Webb added, “Today, September 11, is 81 days after the date the sponsor of the petition first obtained copies of the petition from the municipal clerk, so the City is prohibited by state law from accepting the petition for verification, absent further guidance from the 11th Circuit. However, the City is willing to receive the signed petition pages into its custody, subject to the express understanding that such receipt does not constitute acceptance for verification, pending further rulings and guidance from the 11th Circuit. If and when the City receives guidance from the 11th Circuit to proceed with verifying the petitions, the Office of the Municipal Clerk will begin the process that was previously outlined. The City of Atlanta is committed to an open and transparent process that follows the letter of the law.”
City of Atlanta voting officials were expected to conduct a line-by-line review, a process voting advocates say is a “widely discredited tool of voter suppression.”
“That the city of Atlanta would use such a subjective and unreliable process is shameful and undermines the integrity of the city’s validation procedure,” more than two dozen voting rights organizations, including Fair Fight, wrote to city officials.
Last week, Georgia Attorney General Chris Carr issued RICO indictments for 61 protestors he referred to as “military anarchists.” By Frida, Sept. 8, all 61 had posted bond and had been released from jail.

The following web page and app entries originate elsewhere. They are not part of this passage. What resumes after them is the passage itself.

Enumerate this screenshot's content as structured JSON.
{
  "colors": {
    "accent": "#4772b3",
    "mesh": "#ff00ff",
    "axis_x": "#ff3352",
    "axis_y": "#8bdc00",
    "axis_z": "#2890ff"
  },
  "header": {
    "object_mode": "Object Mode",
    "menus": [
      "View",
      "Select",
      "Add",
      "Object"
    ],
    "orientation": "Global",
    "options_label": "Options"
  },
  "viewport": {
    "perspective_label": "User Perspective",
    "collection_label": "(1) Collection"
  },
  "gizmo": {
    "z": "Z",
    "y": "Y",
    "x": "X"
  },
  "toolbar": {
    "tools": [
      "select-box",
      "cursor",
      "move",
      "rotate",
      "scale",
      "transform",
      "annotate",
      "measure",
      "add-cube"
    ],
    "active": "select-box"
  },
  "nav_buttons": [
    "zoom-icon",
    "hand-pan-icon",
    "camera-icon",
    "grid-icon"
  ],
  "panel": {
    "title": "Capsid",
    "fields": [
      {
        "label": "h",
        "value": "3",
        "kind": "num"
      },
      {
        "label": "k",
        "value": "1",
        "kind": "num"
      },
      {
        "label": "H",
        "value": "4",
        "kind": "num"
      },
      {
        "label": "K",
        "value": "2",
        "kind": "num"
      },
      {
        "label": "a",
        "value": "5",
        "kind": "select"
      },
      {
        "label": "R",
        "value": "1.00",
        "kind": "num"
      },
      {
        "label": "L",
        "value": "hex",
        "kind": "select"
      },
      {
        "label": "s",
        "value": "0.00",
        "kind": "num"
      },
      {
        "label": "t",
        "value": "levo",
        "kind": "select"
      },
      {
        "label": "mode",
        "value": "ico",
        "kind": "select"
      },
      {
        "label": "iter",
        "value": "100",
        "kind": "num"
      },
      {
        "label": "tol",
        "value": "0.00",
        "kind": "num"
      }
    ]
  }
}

The Atlanta Police Department training compound which will be built in unincorporated Dekalb County. has reportedly exceeded its original budget due to loss of private funders and increased expenses related to the widespread public opposition to the project.
Post 3 At-Large Council member Keisha Sean Waites released the following statement in support of a ballot referendum vote for the Public Safety Training Center:
“The actual taxpayer cost of the proposed facility will be closer to $67 million, which many constituents consider irresponsible and disrespectful. With the recent closure of WellStar, the City of Atlanta has only “one” level one trauma center! We can spend the $67 million of taxpayer’s money on affordable housing, resources for the unsheltered, infrastructure improvements, mental health services, health care for the uninsured, rental and mortgage assistance, including providing accommodation and salary increases for our first responders, and law enforcement officers. These resources directly impact the root causes of crime and poverty. I also empathize with the neighbors who live near the South River Forrest, as the proposed site will have an impact on them, as well as the men and women in law enforcement who put their lives on the line each day to protect our neighborhoods, significantly as crime is escalating nationally and in our city. Yet, we still have a long way to go to improve community-police relations. As a result, I will join in supporting my colleagues’ efforts or introduce legislation on Monday, September 18, calling to place the Public Safety Training Center on a referendum ballot vote for the November 2023 election.”